Data extracted from a collection:
◇ ◇ ◇ ◇ ◇
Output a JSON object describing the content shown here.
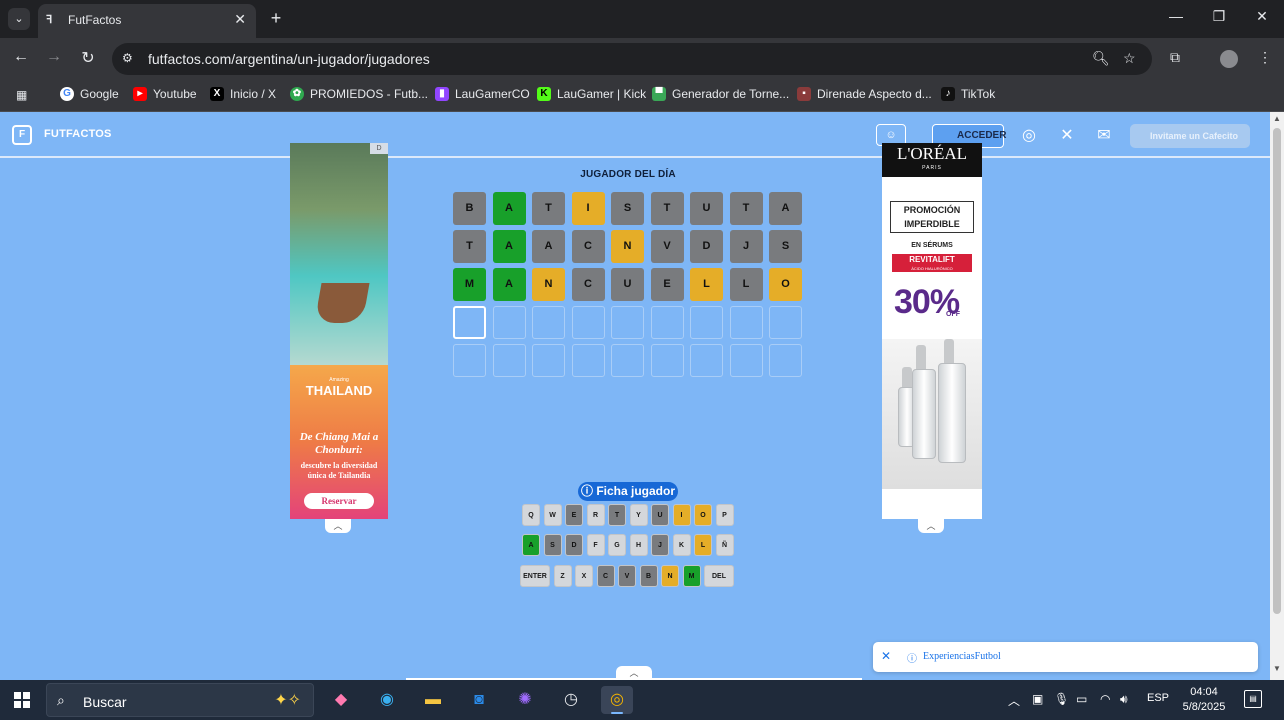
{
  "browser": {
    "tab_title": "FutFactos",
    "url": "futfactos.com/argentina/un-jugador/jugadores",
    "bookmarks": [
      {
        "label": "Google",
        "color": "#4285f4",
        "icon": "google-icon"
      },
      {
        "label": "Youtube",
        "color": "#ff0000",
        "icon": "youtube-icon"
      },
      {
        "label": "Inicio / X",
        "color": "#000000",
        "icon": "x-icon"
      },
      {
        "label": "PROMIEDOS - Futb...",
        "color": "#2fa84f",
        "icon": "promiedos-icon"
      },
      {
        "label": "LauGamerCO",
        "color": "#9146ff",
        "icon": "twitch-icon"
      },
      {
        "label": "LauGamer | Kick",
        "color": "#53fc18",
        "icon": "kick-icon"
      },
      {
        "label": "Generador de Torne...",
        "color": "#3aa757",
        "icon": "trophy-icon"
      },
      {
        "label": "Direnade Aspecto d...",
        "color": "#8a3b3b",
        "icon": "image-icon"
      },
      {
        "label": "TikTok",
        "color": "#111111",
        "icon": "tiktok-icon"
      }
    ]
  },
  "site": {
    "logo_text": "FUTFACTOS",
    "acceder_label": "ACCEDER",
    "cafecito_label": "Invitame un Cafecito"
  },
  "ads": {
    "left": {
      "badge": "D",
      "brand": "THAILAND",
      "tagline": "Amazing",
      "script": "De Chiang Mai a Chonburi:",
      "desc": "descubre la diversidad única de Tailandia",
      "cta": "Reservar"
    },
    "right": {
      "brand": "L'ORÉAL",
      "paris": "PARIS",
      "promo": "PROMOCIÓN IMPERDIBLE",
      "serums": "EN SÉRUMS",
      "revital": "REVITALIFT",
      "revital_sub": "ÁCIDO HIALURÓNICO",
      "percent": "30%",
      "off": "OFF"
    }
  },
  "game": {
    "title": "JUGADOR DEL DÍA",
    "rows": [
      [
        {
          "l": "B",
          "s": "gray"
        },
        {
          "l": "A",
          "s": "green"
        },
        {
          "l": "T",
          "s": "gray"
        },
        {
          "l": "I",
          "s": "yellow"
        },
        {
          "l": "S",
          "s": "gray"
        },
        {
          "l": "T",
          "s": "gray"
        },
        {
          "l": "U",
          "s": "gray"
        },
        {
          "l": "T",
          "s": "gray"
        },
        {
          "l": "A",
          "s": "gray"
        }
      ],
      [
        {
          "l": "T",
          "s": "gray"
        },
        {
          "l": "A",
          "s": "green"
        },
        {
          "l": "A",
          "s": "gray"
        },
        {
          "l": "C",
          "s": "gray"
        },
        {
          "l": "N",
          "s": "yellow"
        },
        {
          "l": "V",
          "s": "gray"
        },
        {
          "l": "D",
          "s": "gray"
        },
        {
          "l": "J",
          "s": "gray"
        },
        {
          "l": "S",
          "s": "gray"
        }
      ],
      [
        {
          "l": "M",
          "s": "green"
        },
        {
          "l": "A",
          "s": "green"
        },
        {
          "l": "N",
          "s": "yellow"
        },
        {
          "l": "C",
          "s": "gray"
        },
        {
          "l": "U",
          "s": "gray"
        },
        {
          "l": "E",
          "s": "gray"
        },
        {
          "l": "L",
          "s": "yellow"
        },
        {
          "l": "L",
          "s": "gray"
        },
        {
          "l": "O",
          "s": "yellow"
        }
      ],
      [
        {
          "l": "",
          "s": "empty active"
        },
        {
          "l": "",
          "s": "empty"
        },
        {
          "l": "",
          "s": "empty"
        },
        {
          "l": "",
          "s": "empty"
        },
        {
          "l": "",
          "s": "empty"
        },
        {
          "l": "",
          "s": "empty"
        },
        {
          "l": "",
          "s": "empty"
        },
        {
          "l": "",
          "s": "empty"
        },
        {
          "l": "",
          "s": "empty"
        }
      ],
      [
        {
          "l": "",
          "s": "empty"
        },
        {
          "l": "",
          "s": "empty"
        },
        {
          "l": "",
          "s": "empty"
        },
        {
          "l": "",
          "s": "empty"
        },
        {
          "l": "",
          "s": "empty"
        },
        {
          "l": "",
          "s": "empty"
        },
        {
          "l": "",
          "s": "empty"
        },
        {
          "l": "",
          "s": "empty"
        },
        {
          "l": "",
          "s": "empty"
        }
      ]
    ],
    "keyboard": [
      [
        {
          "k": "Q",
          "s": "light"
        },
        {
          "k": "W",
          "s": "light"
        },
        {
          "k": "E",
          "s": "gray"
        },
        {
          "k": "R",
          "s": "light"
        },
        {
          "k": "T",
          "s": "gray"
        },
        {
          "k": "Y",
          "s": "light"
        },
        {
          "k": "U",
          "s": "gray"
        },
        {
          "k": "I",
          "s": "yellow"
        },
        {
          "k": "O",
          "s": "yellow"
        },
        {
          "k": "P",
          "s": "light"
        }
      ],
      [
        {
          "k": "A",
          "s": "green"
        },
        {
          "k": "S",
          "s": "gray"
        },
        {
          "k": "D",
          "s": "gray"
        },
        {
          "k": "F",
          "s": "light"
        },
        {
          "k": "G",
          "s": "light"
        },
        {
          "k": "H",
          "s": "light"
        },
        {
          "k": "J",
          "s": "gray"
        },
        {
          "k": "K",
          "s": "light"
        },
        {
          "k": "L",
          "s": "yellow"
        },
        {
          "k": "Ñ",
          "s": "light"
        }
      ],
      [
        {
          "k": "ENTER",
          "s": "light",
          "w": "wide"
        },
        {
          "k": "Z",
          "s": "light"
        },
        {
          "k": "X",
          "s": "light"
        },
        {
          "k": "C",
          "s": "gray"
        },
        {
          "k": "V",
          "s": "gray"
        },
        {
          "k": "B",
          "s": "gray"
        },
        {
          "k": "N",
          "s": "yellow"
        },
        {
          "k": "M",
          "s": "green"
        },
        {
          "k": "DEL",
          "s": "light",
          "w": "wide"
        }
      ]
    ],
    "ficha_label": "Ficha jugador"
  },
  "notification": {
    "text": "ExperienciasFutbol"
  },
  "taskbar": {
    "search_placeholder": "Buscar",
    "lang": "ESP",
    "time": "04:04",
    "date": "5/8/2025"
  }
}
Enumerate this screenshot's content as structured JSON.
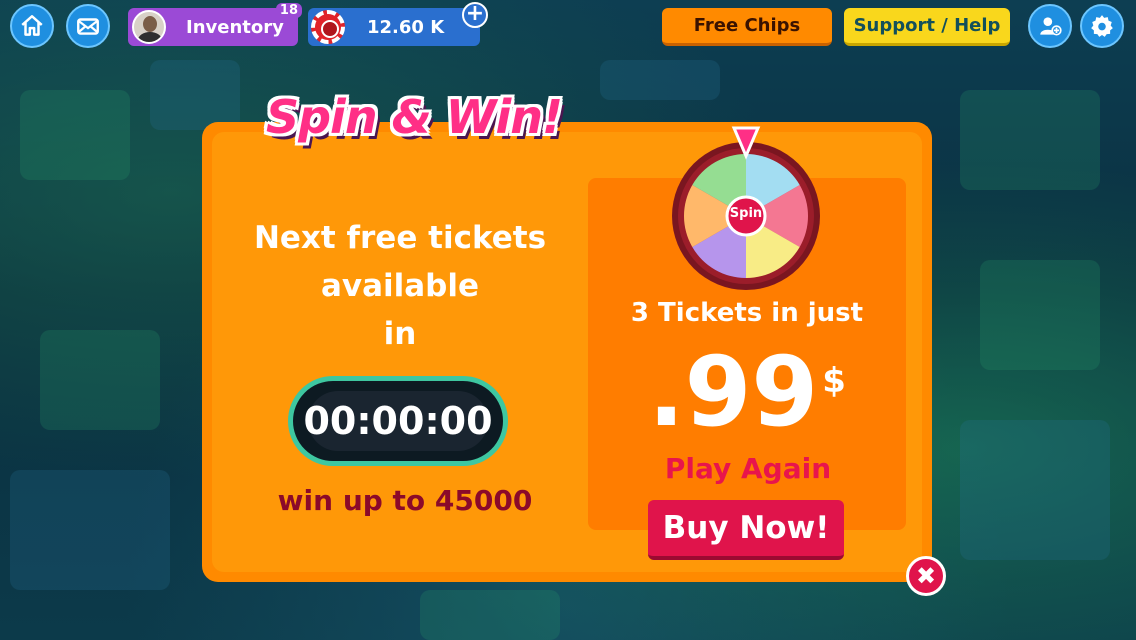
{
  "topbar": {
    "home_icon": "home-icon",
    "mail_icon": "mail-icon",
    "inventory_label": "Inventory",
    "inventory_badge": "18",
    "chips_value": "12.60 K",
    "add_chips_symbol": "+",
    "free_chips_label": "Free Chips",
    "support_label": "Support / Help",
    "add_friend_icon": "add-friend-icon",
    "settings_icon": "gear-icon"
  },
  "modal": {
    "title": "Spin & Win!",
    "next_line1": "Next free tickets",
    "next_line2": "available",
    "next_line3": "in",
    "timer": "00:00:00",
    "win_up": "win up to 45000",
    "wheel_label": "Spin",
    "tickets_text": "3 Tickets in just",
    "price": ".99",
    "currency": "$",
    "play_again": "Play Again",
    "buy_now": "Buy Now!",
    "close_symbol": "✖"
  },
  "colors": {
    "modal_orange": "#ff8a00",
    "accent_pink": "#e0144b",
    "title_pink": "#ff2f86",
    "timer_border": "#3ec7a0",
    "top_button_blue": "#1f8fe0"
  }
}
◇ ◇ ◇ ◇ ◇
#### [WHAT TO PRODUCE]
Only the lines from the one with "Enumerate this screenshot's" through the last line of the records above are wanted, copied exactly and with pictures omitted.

#### [ANSWER TO THIS PROBLEM]
Enumerate this screenshot's content as structured JSON.
{
  "topbar": {
    "home_icon": "home-icon",
    "mail_icon": "mail-icon",
    "inventory_label": "Inventory",
    "inventory_badge": "18",
    "chips_value": "12.60 K",
    "add_chips_symbol": "+",
    "free_chips_label": "Free Chips",
    "support_label": "Support / Help",
    "add_friend_icon": "add-friend-icon",
    "settings_icon": "gear-icon"
  },
  "modal": {
    "title": "Spin & Win!",
    "next_line1": "Next free tickets",
    "next_line2": "available",
    "next_line3": "in",
    "timer": "00:00:00",
    "win_up": "win up to 45000",
    "wheel_label": "Spin",
    "tickets_text": "3 Tickets in just",
    "price": ".99",
    "currency": "$",
    "play_again": "Play Again",
    "buy_now": "Buy Now!",
    "close_symbol": "✖"
  },
  "colors": {
    "modal_orange": "#ff8a00",
    "accent_pink": "#e0144b",
    "title_pink": "#ff2f86",
    "timer_border": "#3ec7a0",
    "top_button_blue": "#1f8fe0"
  }
}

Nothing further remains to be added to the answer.